East Asian studies graduate reflects on time abroad before COVID-19
Editor's note: This story is part of a series of profiles of notable spring 2021 graduates.
Emily Creasman lived in California and North Carolina before her family settled in Phoenix, which she now considers her home. Going into college, she thought she wanted to major in music because she enjoyed marching band and drumline in high school, but she developed an interest in learning Korean, which led to a curiosity in Korean culture.
She enrolled at Arizona State University and declared her major in East Asian studies from the School of Historical, Philosophical and Religious Studies and added a minor and certificate in Korean studies from the School of International Letters and Cultures, and received many scholarships including the Foreign Language and Area Studies Fellowship, John and Sandra Koo Scholarship Award and the ASU Academic Achievement Scholar Award.
Creasman was studying abroad in South Korea during her junior year when news of the coronavirus began to pick up. After about seven months of studying there and after signing up for her spring classes, things began to change.
“I remember first hearing about COVID-19 around mid-to-late January or early February,” Creasman said. “At that point, though, people just viewed it as something happening outside Korea. I even visited Japan for a week at the beginning of February without any major concerns.”
When mid-February rolled around, there was an outbreak in the South Korean city of Daegu and from there COVID-19 began to spread in the country.
“The week after I signed up for my second semester classes, my program got canceled and I was told I needed to come home immediately,” Creasman said. “I remember sanitization stands began popping up everywhere. The subways were also eerily empty and announcements telling everyone to wash their hands and wear masks would play on the speakers constantly.”
She went to the hospital to get a negative test result before flying back home to avoid any issues at customs. After filling out some forms and mentioning her trip to Japan, she was whisked away to answer questions and had a nasal swab done by a woman in a hazmat suit.
“I then had to pack up my apartment within the week and flew home on the last available flight to the U.S., which was at the beginning of March,” Creasman said. “There wasn’t really anyone else in the airport besides those on my flight so it felt strange. It all happened rather quickly.”
She ended missing the spring semester due to the timing of having to come back to the U.S. and had to make up her classes during the summer. Despite these set-backs, she is graduating this semester as she had planned.
Question: What was your “aha” moment, when you realized you wanted to study the field you majored in? (Might be while you were at ASU or earlier.)
Answer: I decided to major in East Asian studies when I first entered ASU. I’ve thoroughly enjoyed it since the beginning, but if I had to pick one stand-out moment I’d say it was when I studied abroad in South Korea my junior year. I enjoyed learning about Korean culture prior to that, but getting to experience it first hand was entirely new and I believe necessary in confirming for me that I loved my field of study.

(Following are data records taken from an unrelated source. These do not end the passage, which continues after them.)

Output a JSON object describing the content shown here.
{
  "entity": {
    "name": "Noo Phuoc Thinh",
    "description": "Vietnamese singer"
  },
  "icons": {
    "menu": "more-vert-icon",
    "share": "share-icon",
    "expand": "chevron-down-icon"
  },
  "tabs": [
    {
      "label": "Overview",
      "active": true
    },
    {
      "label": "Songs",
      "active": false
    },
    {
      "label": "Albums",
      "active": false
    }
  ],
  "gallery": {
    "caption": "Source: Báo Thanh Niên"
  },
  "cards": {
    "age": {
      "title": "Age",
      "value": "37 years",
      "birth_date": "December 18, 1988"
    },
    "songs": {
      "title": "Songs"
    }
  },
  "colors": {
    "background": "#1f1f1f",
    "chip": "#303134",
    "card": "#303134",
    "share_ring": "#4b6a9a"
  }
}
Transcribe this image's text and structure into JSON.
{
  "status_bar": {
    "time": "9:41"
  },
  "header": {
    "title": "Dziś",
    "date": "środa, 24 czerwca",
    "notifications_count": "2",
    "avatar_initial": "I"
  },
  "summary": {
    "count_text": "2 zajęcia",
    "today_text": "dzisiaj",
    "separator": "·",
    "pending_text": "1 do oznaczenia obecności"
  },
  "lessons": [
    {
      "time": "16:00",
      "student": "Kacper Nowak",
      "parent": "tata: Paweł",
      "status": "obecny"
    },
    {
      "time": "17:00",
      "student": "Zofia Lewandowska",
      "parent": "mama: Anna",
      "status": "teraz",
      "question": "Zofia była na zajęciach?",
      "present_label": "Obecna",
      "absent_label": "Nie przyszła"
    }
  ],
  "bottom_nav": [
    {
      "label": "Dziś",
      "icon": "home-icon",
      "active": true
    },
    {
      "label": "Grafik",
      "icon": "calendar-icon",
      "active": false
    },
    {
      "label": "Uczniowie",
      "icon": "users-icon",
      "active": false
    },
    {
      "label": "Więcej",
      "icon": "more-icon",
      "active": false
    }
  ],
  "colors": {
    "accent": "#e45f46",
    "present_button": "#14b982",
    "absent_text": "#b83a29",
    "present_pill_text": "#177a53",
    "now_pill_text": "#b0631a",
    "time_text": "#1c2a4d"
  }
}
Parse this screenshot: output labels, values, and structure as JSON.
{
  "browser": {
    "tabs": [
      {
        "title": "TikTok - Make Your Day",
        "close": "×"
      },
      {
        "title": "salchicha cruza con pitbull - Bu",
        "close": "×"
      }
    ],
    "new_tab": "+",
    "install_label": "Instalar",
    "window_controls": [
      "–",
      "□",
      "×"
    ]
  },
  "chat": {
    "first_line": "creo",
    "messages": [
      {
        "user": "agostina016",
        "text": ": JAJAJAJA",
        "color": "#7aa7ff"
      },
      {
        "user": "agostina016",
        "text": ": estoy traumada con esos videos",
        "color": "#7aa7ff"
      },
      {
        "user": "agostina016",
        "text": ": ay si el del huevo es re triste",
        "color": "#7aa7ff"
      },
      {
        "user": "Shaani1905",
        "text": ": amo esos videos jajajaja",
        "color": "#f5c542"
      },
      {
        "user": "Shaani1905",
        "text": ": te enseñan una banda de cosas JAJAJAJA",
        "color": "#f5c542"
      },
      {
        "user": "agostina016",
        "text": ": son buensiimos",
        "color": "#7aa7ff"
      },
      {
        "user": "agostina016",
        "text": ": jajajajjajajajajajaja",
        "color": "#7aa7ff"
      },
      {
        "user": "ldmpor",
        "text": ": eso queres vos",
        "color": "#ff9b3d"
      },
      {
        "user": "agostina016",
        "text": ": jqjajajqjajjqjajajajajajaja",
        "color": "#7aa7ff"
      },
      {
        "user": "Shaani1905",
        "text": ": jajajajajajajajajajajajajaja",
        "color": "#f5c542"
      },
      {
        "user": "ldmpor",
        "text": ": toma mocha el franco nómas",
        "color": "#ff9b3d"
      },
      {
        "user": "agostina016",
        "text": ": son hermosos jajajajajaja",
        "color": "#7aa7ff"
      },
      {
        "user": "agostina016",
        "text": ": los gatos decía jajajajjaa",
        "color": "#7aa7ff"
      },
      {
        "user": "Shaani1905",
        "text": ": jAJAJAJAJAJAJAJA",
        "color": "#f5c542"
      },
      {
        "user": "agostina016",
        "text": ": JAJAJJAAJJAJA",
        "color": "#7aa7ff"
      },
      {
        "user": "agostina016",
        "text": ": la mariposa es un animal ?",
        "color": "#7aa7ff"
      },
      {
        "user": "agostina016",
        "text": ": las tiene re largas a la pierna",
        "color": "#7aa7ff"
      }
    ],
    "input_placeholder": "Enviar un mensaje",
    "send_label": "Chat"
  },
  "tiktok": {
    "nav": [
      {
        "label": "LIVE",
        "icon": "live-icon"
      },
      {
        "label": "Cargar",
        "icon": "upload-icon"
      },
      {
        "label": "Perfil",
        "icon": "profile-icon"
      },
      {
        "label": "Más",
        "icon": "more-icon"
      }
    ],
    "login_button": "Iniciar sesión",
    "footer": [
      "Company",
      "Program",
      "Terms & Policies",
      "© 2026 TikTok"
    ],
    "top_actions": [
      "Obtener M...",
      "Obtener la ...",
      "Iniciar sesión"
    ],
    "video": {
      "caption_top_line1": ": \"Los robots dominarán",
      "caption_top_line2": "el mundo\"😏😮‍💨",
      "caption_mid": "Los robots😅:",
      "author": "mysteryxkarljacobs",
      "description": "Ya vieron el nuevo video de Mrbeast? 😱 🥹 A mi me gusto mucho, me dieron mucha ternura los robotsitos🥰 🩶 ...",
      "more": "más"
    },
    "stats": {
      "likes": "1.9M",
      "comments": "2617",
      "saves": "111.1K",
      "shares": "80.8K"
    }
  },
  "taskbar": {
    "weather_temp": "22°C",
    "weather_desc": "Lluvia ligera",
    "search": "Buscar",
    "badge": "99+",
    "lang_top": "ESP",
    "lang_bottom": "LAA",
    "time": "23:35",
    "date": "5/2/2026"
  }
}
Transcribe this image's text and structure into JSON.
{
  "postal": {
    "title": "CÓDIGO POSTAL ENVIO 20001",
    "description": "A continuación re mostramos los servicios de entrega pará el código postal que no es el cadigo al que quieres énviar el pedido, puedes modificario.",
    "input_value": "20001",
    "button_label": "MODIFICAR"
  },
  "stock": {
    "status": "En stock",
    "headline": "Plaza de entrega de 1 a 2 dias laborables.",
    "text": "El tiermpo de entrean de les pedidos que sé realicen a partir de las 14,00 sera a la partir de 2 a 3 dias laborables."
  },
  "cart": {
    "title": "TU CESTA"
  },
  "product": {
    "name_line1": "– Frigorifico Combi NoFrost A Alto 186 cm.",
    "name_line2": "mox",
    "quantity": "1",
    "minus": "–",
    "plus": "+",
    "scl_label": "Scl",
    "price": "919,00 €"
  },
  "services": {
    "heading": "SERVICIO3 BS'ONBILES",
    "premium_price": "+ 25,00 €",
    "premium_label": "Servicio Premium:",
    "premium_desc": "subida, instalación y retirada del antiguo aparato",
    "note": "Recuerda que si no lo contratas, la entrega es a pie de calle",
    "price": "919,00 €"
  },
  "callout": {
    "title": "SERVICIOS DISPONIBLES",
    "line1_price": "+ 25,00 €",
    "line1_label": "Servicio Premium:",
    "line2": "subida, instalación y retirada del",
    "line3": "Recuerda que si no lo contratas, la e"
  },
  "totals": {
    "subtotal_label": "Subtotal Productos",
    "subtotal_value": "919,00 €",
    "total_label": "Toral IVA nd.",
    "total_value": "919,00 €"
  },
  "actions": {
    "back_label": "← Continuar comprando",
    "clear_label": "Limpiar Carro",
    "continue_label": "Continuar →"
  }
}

Q: What’s something you learned while at ASU — in the classroom or otherwise — that surprised you or changed your perspective?
A: Throughout my time at ASU, I’ve become very fascinated by religious studies, particularly in the field of eastern religions. Prior, I never would've considered studying religion in depth so that’s been a pleasant evolution. I hope to continue studying it further even after I graduate! Overall, I’ve learned that the ways in which people navigate and comprehend the world are vastly different and that everyone can learn something from each other.
Q: Why did you choose ASU?
A: I chose ASU firstly because it’s where my dad and brother attended but secondly, it was because they had classes in what I wanted to study!
Q: Which professor taught you the most important lesson while at ASU?
A: All the professors I’ve had were truly amazing — they all pushed me to do my best. The professors and teachers that left the greatest impact on include Professor (Sookja) Cho, Professor (Bomi) Oh and my teacher Daeun Shin.
Q: What’s the best piece of advice you’d give to those still in school?
A: First, I’d say to find a group of people that you can connect with. ASU is huge so I think finding your own niche is extremely important. In terms of school work, my mom used to always tell me that whatever the situation or assignment, it won’t last forever so, “just get it done.” Perhaps that sounds harsh, but for someone who obsesses over having every assignment done perfectly, it’s a nice reminder to calm down.
Q: What was your favorite spot on campus, whether for studying, meeting friends or just thinking about life?
A: When I was on campus I really liked the little café located in Hayden Library — it was so cute! Now, with everything being online, I rotate between my desk and my bed at home.
Q: What are your plans after graduation?
A: After graduating with my undergraduate degree, I hope to begin a graduate certificate program along with an internship program that will send me abroad to Seoul, South Korea. After that, my goal is to begin working overseas in the field of tourism!
Q: If someone gave you $40 million to solve one problem on our planet, what would you tackle?
A: That’s a tough question — there’s a number of important issues that come to mind. First, I’d want to help support those who are suffering from the race and ethnic inequalities, and hate crimes that are happening around the world. The other thing I’d want to contribute the money to is finding a cure to cancer — I lost my mom to cancer last year so that’s something rather personal for me.